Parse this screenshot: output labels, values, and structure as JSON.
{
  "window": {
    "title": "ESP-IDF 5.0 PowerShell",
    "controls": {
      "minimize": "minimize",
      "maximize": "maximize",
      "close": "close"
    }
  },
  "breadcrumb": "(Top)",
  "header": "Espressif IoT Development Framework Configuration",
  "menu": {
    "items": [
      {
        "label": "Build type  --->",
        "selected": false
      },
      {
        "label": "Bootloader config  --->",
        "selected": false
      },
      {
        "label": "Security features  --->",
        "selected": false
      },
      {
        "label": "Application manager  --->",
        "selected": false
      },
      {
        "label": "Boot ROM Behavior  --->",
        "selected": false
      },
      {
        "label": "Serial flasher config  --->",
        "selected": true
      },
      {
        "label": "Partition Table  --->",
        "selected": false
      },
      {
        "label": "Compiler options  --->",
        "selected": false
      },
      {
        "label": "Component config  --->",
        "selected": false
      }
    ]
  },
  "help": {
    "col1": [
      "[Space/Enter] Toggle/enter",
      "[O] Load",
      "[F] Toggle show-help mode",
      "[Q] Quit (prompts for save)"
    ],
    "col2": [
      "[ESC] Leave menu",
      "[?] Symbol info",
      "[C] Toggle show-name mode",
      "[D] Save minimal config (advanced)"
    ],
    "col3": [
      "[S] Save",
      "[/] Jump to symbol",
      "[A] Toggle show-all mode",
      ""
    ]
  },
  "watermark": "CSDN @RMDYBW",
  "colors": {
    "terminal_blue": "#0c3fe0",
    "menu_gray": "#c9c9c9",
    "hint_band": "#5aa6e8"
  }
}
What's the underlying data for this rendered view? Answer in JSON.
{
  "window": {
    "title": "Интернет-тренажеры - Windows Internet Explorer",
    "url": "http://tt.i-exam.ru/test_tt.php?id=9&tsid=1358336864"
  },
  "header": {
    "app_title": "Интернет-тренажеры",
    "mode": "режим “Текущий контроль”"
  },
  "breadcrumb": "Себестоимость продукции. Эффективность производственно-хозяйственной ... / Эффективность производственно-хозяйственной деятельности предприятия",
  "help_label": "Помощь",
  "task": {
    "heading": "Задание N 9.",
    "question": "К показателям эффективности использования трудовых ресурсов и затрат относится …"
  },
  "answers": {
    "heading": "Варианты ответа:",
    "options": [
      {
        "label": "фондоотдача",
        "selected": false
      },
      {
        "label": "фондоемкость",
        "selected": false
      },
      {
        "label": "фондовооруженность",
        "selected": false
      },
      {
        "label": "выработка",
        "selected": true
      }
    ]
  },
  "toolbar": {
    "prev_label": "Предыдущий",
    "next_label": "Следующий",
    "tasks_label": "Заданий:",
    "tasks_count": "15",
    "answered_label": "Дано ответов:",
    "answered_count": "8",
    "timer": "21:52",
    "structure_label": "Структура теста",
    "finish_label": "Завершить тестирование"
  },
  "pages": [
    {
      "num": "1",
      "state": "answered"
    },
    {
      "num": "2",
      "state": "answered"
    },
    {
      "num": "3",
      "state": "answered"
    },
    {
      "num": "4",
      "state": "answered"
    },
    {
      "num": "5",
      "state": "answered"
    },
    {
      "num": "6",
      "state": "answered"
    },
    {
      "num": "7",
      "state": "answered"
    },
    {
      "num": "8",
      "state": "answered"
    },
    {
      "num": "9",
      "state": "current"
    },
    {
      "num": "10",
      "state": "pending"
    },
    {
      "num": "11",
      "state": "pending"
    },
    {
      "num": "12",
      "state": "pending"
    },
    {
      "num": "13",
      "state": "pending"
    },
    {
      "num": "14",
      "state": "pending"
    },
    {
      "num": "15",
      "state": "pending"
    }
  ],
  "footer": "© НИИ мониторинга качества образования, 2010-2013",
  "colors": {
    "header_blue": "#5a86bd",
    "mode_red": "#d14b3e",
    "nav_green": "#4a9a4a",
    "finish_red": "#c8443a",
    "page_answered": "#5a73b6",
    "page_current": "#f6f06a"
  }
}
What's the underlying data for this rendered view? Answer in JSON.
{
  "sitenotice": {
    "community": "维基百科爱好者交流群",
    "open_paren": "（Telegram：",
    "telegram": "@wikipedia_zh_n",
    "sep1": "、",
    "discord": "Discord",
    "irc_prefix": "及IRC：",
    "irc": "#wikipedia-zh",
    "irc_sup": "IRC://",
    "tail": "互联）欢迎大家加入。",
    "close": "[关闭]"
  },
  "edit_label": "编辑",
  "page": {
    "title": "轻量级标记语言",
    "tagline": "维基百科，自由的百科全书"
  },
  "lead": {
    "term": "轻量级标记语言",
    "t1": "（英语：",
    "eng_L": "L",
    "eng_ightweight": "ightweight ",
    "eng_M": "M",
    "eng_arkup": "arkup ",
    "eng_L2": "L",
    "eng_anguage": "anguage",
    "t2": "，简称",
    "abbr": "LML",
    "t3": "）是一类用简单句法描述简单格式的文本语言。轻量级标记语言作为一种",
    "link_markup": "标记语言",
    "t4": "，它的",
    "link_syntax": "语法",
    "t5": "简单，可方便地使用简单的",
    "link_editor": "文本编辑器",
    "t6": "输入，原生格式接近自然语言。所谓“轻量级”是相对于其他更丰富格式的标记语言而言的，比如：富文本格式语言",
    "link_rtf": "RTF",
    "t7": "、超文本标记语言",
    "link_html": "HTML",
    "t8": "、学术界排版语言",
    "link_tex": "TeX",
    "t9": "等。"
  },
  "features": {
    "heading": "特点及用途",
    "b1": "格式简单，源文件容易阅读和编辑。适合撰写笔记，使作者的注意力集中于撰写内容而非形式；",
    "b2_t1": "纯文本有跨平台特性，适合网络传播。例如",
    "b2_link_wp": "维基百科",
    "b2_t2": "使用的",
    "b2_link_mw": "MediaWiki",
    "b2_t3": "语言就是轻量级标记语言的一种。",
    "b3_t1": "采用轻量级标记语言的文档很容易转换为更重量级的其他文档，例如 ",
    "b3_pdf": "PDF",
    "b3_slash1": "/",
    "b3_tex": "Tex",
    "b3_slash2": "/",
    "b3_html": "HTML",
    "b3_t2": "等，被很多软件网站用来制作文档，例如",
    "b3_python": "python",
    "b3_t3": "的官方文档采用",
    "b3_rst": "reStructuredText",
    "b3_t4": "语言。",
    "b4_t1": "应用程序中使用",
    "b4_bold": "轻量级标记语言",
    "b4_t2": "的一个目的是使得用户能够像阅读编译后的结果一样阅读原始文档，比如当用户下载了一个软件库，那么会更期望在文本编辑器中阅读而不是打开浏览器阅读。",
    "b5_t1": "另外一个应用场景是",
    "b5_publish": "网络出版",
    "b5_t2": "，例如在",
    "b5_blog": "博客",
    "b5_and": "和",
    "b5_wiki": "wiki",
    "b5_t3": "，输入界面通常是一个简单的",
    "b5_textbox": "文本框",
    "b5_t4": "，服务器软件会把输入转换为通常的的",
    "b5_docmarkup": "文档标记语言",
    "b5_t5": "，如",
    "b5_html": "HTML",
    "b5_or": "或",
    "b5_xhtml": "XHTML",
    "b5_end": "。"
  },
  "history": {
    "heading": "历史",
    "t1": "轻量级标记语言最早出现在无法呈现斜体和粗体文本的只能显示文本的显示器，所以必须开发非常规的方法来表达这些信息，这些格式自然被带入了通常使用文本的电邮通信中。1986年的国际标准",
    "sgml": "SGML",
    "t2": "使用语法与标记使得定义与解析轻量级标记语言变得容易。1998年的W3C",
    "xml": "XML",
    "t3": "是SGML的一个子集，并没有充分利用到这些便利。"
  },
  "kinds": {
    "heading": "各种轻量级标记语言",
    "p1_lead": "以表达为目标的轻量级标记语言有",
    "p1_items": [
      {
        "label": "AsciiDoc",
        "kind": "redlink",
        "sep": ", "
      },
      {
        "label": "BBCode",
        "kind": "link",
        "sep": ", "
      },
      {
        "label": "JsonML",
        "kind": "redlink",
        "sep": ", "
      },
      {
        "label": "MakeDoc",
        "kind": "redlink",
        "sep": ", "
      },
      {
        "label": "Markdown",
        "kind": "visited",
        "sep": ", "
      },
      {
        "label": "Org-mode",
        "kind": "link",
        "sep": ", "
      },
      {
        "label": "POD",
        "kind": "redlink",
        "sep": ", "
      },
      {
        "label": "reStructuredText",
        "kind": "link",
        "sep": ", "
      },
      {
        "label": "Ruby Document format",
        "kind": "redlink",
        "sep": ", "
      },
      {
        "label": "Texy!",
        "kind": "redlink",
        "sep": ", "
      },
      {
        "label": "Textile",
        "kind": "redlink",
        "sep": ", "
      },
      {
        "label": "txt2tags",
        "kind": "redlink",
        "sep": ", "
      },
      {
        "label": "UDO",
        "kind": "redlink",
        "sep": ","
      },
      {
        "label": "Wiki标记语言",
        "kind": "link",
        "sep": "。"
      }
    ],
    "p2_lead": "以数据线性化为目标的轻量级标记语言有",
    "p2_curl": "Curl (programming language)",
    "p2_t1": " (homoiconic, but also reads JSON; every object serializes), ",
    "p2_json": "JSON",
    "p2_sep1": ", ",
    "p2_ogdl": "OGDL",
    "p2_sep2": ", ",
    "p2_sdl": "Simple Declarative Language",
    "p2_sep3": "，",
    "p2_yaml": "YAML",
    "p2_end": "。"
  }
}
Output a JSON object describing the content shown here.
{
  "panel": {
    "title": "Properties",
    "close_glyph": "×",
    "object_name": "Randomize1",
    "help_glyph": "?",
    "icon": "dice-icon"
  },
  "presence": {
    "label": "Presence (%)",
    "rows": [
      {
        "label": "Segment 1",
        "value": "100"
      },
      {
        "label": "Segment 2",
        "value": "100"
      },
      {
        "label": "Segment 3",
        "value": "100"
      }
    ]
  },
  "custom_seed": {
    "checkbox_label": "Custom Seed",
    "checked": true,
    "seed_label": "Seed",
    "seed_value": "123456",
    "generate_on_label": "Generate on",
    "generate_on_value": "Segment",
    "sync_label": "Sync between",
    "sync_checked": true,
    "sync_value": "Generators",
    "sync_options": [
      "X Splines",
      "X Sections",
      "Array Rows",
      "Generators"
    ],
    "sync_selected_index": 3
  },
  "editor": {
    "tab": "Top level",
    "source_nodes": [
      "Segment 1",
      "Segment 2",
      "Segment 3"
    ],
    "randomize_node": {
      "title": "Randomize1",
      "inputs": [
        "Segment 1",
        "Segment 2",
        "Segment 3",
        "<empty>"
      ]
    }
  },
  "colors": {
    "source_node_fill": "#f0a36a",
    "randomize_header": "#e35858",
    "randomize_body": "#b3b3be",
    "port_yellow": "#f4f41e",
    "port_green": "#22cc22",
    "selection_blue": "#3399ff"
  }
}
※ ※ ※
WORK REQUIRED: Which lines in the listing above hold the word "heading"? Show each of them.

RESPONSE TO THE EXERCISE:
    "heading": "Задание N 9.",
    "heading": "Варианты ответа:",
    "heading": "特点及用途",
    "heading": "历史",
    "heading": "各种轻量级标记语言",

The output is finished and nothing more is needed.